[Component data from apps and pages]
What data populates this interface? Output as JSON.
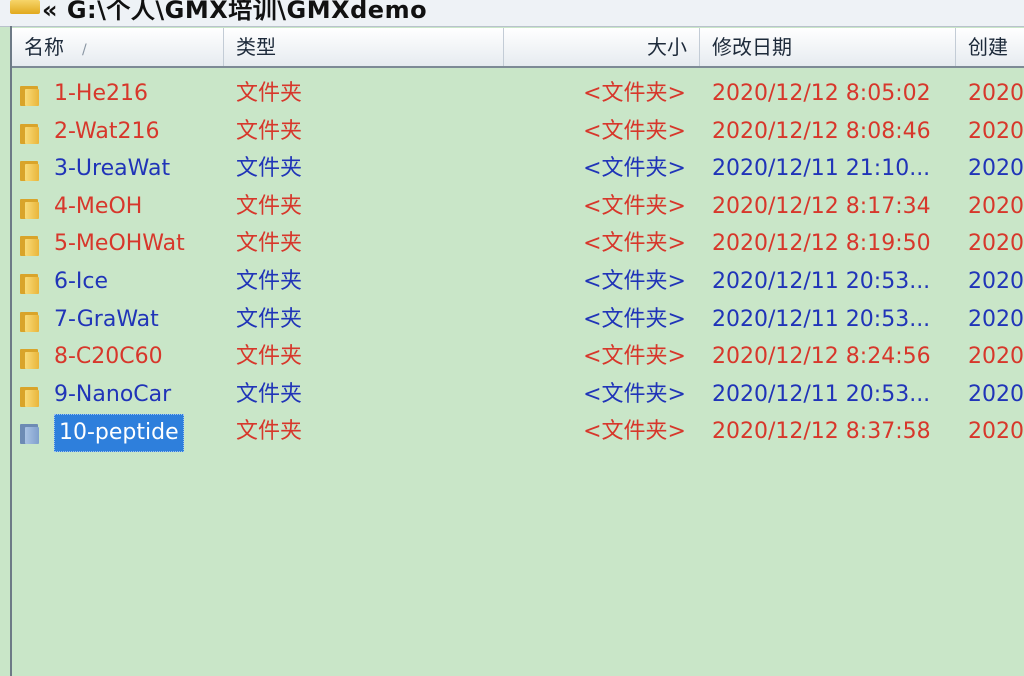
{
  "address_bar": {
    "path": "« G:\\个人\\GMX培训\\GMXdemo"
  },
  "columns": [
    {
      "label": "名称",
      "sort_indicator": "/"
    },
    {
      "label": "类型"
    },
    {
      "label": "大小"
    },
    {
      "label": "修改日期"
    },
    {
      "label": "创建"
    }
  ],
  "rows": [
    {
      "name": "1-He216",
      "type": "文件夹",
      "size": "<文件夹>",
      "modified": "2020/12/12 8:05:02",
      "created": "2020",
      "color": "#d7372b",
      "selected": false
    },
    {
      "name": "2-Wat216",
      "type": "文件夹",
      "size": "<文件夹>",
      "modified": "2020/12/12 8:08:46",
      "created": "2020",
      "color": "#d7372b",
      "selected": false
    },
    {
      "name": "3-UreaWat",
      "type": "文件夹",
      "size": "<文件夹>",
      "modified": "2020/12/11 21:10...",
      "created": "2020",
      "color": "#2034b8",
      "selected": false
    },
    {
      "name": "4-MeOH",
      "type": "文件夹",
      "size": "<文件夹>",
      "modified": "2020/12/12 8:17:34",
      "created": "2020",
      "color": "#d7372b",
      "selected": false
    },
    {
      "name": "5-MeOHWat",
      "type": "文件夹",
      "size": "<文件夹>",
      "modified": "2020/12/12 8:19:50",
      "created": "2020",
      "color": "#d7372b",
      "selected": false
    },
    {
      "name": "6-Ice",
      "type": "文件夹",
      "size": "<文件夹>",
      "modified": "2020/12/11 20:53...",
      "created": "2020",
      "color": "#2034b8",
      "selected": false
    },
    {
      "name": "7-GraWat",
      "type": "文件夹",
      "size": "<文件夹>",
      "modified": "2020/12/11 20:53...",
      "created": "2020",
      "color": "#2034b8",
      "selected": false
    },
    {
      "name": "8-C20C60",
      "type": "文件夹",
      "size": "<文件夹>",
      "modified": "2020/12/12 8:24:56",
      "created": "2020",
      "color": "#d7372b",
      "selected": false
    },
    {
      "name": "9-NanoCar",
      "type": "文件夹",
      "size": "<文件夹>",
      "modified": "2020/12/11 20:53...",
      "created": "2020",
      "color": "#2034b8",
      "selected": false
    },
    {
      "name": "10-peptide",
      "type": "文件夹",
      "size": "<文件夹>",
      "modified": "2020/12/12 8:37:58",
      "created": "2020",
      "color": "#d7372b",
      "selected": true
    }
  ],
  "colors": {
    "background": "#c9e6c8",
    "selection": "#2e7fdc",
    "recent": "#d7372b",
    "older": "#2034b8"
  }
}
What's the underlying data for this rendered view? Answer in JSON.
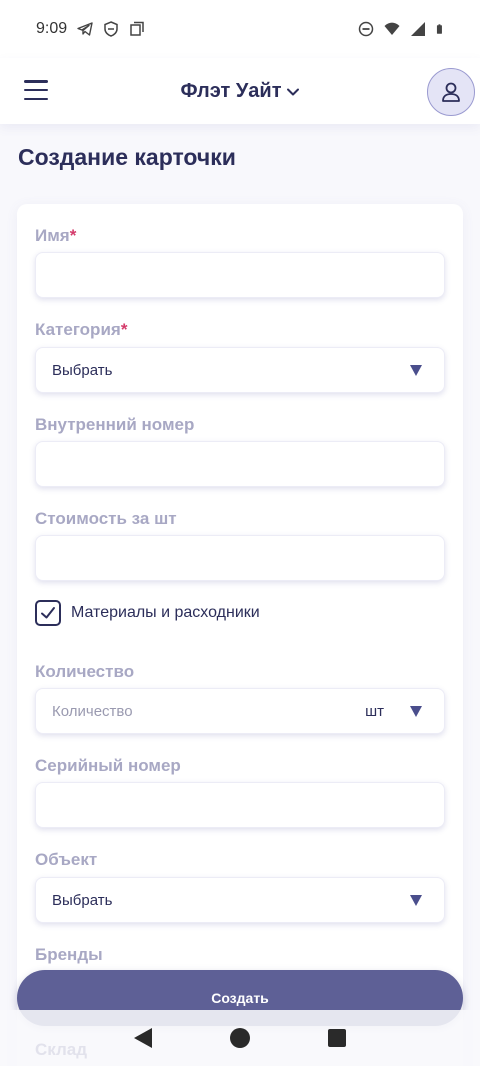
{
  "status_bar": {
    "time": "9:09",
    "left_icons": [
      "telegram-icon",
      "shield-icon",
      "copy-icon"
    ],
    "right_icons": [
      "dnd-icon",
      "wifi-icon",
      "signal-icon",
      "battery-icon"
    ]
  },
  "app_bar": {
    "title": "Флэт Уайт",
    "title_chevron": "chevron-down-icon",
    "menu_icon": "hamburger-menu-icon",
    "avatar_icon": "user-icon"
  },
  "page": {
    "title": "Создание карточки"
  },
  "form": {
    "name": {
      "label": "Имя",
      "required_mark": "*",
      "value": ""
    },
    "category": {
      "label": "Категория",
      "required_mark": "*",
      "value": "Выбрать"
    },
    "internal_number": {
      "label": "Внутренний номер",
      "value": ""
    },
    "cost": {
      "label": "Стоимость за шт",
      "value": ""
    },
    "materials": {
      "label": "Материалы и расходники",
      "checked": true
    },
    "quantity": {
      "label": "Количество",
      "placeholder": "Количество",
      "unit": "шт"
    },
    "serial": {
      "label": "Серийный номер",
      "value": ""
    },
    "object": {
      "label": "Объект",
      "value": "Выбрать"
    },
    "brands": {
      "label": "Бренды"
    },
    "warehouse": {
      "label": "Склад"
    }
  },
  "create_button": {
    "label": "Создать"
  },
  "colors": {
    "primary": "#5e6096",
    "title": "#2c2e5a",
    "label": "#a8a8c4",
    "required": "#d43a6a",
    "background": "#f8f8fc"
  }
}
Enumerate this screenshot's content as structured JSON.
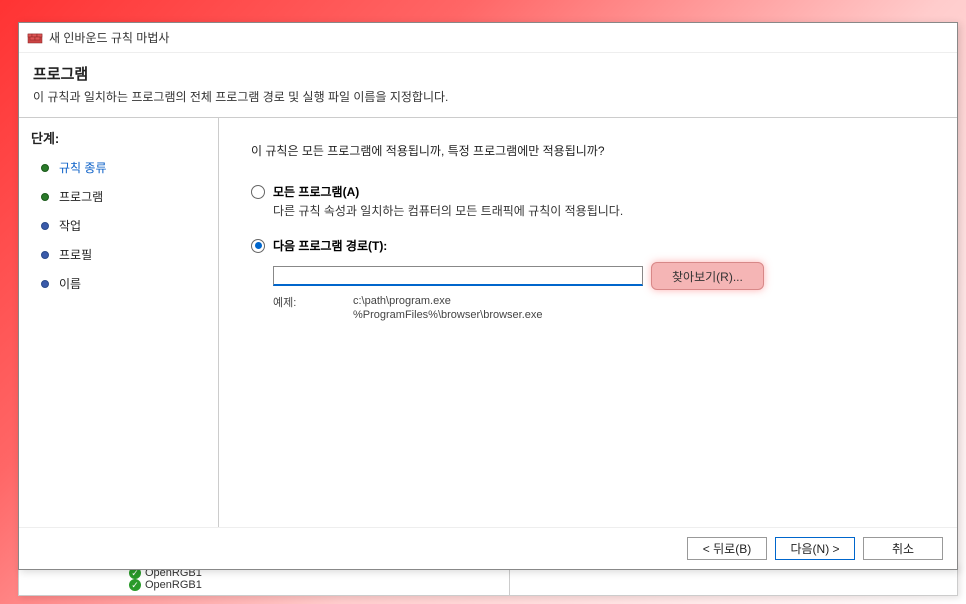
{
  "window": {
    "title": "새 인바운드 규칙 마법사"
  },
  "header": {
    "title": "프로그램",
    "description": "이 규칙과 일치하는 프로그램의 전체 프로그램 경로 및 실행 파일 이름을 지정합니다."
  },
  "sidebar": {
    "header": "단계:",
    "steps": [
      {
        "label": "규칙 종류",
        "active": true
      },
      {
        "label": "프로그램",
        "active": false
      },
      {
        "label": "작업",
        "active": false
      },
      {
        "label": "프로필",
        "active": false
      },
      {
        "label": "이름",
        "active": false
      }
    ]
  },
  "content": {
    "question": "이 규칙은 모든 프로그램에 적용됩니까, 특정 프로그램에만 적용됩니까?",
    "option_all": {
      "label": "모든 프로그램(A)",
      "description": "다른 규칙 속성과 일치하는 컴퓨터의 모든 트래픽에 규칙이 적용됩니다."
    },
    "option_path": {
      "label": "다음 프로그램 경로(T):",
      "value": "",
      "browse_label": "찾아보기(R)..."
    },
    "example": {
      "label": "예제:",
      "line1": "c:\\path\\program.exe",
      "line2": "%ProgramFiles%\\browser\\browser.exe"
    }
  },
  "footer": {
    "back": "< 뒤로(B)",
    "next": "다음(N) >",
    "cancel": "취소"
  },
  "background": {
    "item1": "OpenRGB1",
    "item2": "OpenRGB1"
  }
}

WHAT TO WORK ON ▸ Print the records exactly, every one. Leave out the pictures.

RESULT ▸
What data populates this interface? Output as JSON.
{
  "address_bar": {
    "path": "« G:\\个人\\GMX培训\\GMXdemo"
  },
  "columns": [
    {
      "label": "名称",
      "sort_indicator": "/"
    },
    {
      "label": "类型"
    },
    {
      "label": "大小"
    },
    {
      "label": "修改日期"
    },
    {
      "label": "创建"
    }
  ],
  "rows": [
    {
      "name": "1-He216",
      "type": "文件夹",
      "size": "<文件夹>",
      "modified": "2020/12/12 8:05:02",
      "created": "2020",
      "color": "#d7372b",
      "selected": false
    },
    {
      "name": "2-Wat216",
      "type": "文件夹",
      "size": "<文件夹>",
      "modified": "2020/12/12 8:08:46",
      "created": "2020",
      "color": "#d7372b",
      "selected": false
    },
    {
      "name": "3-UreaWat",
      "type": "文件夹",
      "size": "<文件夹>",
      "modified": "2020/12/11 21:10...",
      "created": "2020",
      "color": "#2034b8",
      "selected": false
    },
    {
      "name": "4-MeOH",
      "type": "文件夹",
      "size": "<文件夹>",
      "modified": "2020/12/12 8:17:34",
      "created": "2020",
      "color": "#d7372b",
      "selected": false
    },
    {
      "name": "5-MeOHWat",
      "type": "文件夹",
      "size": "<文件夹>",
      "modified": "2020/12/12 8:19:50",
      "created": "2020",
      "color": "#d7372b",
      "selected": false
    },
    {
      "name": "6-Ice",
      "type": "文件夹",
      "size": "<文件夹>",
      "modified": "2020/12/11 20:53...",
      "created": "2020",
      "color": "#2034b8",
      "selected": false
    },
    {
      "name": "7-GraWat",
      "type": "文件夹",
      "size": "<文件夹>",
      "modified": "2020/12/11 20:53...",
      "created": "2020",
      "color": "#2034b8",
      "selected": false
    },
    {
      "name": "8-C20C60",
      "type": "文件夹",
      "size": "<文件夹>",
      "modified": "2020/12/12 8:24:56",
      "created": "2020",
      "color": "#d7372b",
      "selected": false
    },
    {
      "name": "9-NanoCar",
      "type": "文件夹",
      "size": "<文件夹>",
      "modified": "2020/12/11 20:53...",
      "created": "2020",
      "color": "#2034b8",
      "selected": false
    },
    {
      "name": "10-peptide",
      "type": "文件夹",
      "size": "<文件夹>",
      "modified": "2020/12/12 8:37:58",
      "created": "2020",
      "color": "#d7372b",
      "selected": true
    }
  ],
  "colors": {
    "background": "#c9e6c8",
    "selection": "#2e7fdc",
    "recent": "#d7372b",
    "older": "#2034b8"
  }
}
What's the underlying data for this rendered view? Answer in JSON.
{
  "status_bar": {
    "time": "9:09",
    "left_icons": [
      "telegram-icon",
      "shield-icon",
      "copy-icon"
    ],
    "right_icons": [
      "dnd-icon",
      "wifi-icon",
      "signal-icon",
      "battery-icon"
    ]
  },
  "app_bar": {
    "title": "Флэт Уайт",
    "title_chevron": "chevron-down-icon",
    "menu_icon": "hamburger-menu-icon",
    "avatar_icon": "user-icon"
  },
  "page": {
    "title": "Создание карточки"
  },
  "form": {
    "name": {
      "label": "Имя",
      "required_mark": "*",
      "value": ""
    },
    "category": {
      "label": "Категория",
      "required_mark": "*",
      "value": "Выбрать"
    },
    "internal_number": {
      "label": "Внутренний номер",
      "value": ""
    },
    "cost": {
      "label": "Стоимость за шт",
      "value": ""
    },
    "materials": {
      "label": "Материалы и расходники",
      "checked": true
    },
    "quantity": {
      "label": "Количество",
      "placeholder": "Количество",
      "unit": "шт"
    },
    "serial": {
      "label": "Серийный номер",
      "value": ""
    },
    "object": {
      "label": "Объект",
      "value": "Выбрать"
    },
    "brands": {
      "label": "Бренды"
    },
    "warehouse": {
      "label": "Склад"
    }
  },
  "create_button": {
    "label": "Создать"
  },
  "colors": {
    "primary": "#5e6096",
    "title": "#2c2e5a",
    "label": "#a8a8c4",
    "required": "#d43a6a",
    "background": "#f8f8fc"
  }
}
Enumerate this screenshot's content as structured JSON.
{
  "window": {
    "title": "새 인바운드 규칙 마법사"
  },
  "header": {
    "title": "프로그램",
    "description": "이 규칙과 일치하는 프로그램의 전체 프로그램 경로 및 실행 파일 이름을 지정합니다."
  },
  "sidebar": {
    "header": "단계:",
    "steps": [
      {
        "label": "규칙 종류",
        "active": true
      },
      {
        "label": "프로그램",
        "active": false
      },
      {
        "label": "작업",
        "active": false
      },
      {
        "label": "프로필",
        "active": false
      },
      {
        "label": "이름",
        "active": false
      }
    ]
  },
  "content": {
    "question": "이 규칙은 모든 프로그램에 적용됩니까, 특정 프로그램에만 적용됩니까?",
    "option_all": {
      "label": "모든 프로그램(A)",
      "description": "다른 규칙 속성과 일치하는 컴퓨터의 모든 트래픽에 규칙이 적용됩니다."
    },
    "option_path": {
      "label": "다음 프로그램 경로(T):",
      "value": "",
      "browse_label": "찾아보기(R)..."
    },
    "example": {
      "label": "예제:",
      "line1": "c:\\path\\program.exe",
      "line2": "%ProgramFiles%\\browser\\browser.exe"
    }
  },
  "footer": {
    "back": "< 뒤로(B)",
    "next": "다음(N) >",
    "cancel": "취소"
  },
  "background": {
    "item1": "OpenRGB1",
    "item2": "OpenRGB1"
  }
}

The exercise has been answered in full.